Omurbek Tekebayev, the leader of the Ata-Meken party, told Eurasianet he was due to meet representatives of other parties at the Park Hotel in Bishkek when the mob forced its way into the premises.
“There were about 70 people, I was struck about 10 times,” he said. “They dragged me out onto the street, they wanted to take me away to an unknown location. They said that they would deal with me there.”
Tekebayev said he was told he had been singled out for this treatment over his calls to hold pickets in protest at the results of parliamentary elections on November 28 that saw his Ata-Meken party fail to overcome the necessary threshold for entering the legislature.
Several opposition groups have cried foul over the vote-counting process, which they say has been marred by irregularities. In the hour after polling stations closed, the Central Election Committee’s automated electronic ballot-counting system showed a group of opposition parties as having got enough votes to get into parliament, but the figures were later revised.
Election officials have said the incorrect figures were produced as the result of a programming glitch.
The men who attacked Tekebayev stole his phone as well as his glasses, the politician told Eurasianet. Tekebayev’s lawyer wrote in a Facebook post that a phone-locating app later seemed to place the stolen device in the immediate proximity of the headquarters of the State Committee for National Security, or GKNB, the successor agency to the KGB.
Tekebayev said he believes the attack on him was intended to discourage the holding of any more protests against the results of the election. He implied that elements close to President Sadyr Japarov might be involved.
“They want to enforce the outcome of the vote, not with a decree from the Central Election Commission, but with fists and the threat of political terror,” he said.
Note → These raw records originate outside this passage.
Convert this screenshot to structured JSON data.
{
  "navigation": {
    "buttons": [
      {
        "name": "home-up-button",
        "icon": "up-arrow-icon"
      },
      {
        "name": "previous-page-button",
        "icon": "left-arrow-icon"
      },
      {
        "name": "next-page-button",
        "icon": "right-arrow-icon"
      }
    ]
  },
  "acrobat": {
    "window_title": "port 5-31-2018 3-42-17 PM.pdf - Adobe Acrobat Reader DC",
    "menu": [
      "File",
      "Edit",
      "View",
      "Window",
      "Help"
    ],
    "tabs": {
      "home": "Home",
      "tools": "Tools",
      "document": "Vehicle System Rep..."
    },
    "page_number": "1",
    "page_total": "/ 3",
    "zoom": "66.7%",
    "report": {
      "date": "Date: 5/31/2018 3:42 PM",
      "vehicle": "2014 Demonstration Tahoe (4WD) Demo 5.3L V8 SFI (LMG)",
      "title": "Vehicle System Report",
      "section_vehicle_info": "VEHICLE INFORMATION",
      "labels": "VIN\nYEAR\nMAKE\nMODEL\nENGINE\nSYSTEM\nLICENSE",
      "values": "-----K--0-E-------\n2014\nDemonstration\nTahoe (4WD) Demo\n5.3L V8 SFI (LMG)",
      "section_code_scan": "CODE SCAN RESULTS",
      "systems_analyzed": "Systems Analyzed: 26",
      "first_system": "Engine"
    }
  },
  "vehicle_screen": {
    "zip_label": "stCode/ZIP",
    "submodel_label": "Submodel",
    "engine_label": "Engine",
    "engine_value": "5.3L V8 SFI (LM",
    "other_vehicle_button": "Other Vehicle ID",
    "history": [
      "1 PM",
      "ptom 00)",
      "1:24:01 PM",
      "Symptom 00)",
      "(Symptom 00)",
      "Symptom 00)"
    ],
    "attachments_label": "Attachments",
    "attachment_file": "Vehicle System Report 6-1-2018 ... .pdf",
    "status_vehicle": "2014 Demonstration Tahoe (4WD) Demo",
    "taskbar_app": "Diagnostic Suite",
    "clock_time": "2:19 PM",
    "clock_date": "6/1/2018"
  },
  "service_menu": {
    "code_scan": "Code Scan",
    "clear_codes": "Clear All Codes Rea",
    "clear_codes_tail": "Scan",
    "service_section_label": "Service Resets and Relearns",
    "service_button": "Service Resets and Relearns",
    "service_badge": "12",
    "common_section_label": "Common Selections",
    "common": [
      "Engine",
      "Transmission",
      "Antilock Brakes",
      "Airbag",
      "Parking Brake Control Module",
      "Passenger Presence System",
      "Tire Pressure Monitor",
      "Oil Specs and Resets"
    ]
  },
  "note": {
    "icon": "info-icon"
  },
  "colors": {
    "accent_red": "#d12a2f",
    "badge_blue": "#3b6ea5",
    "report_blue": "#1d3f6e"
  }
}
Japarov’s office, meanwhile, said he had ordered the Interior Ministry to conduct a thorough investigation into the attack on Tekebayev and to find those responsible.
“As to what has happened, it cannot be ruled out that there are certain elements trying to exploit this event for their own purposes,” Japarov said through a spokesperson. He did not specify what he meant by those remarks.
Japarov himself came to power in October 2020 on the back of days of rowdy protests mounted by his supporters. The parliamentary election held over the weekend was intended to close the chapter of political uncertainty initiated by his rise to high office.
Security officials warned in the days before the election, however, that they would not tolerate another similar wave of protests this time around. On November 26, in fact, the GKNB announced it had detained 15 people on suspicion of plotting to do that very thing.
“One thousand aggressive young people were being recruited for participation in large protests,” the GKNB said in a statement.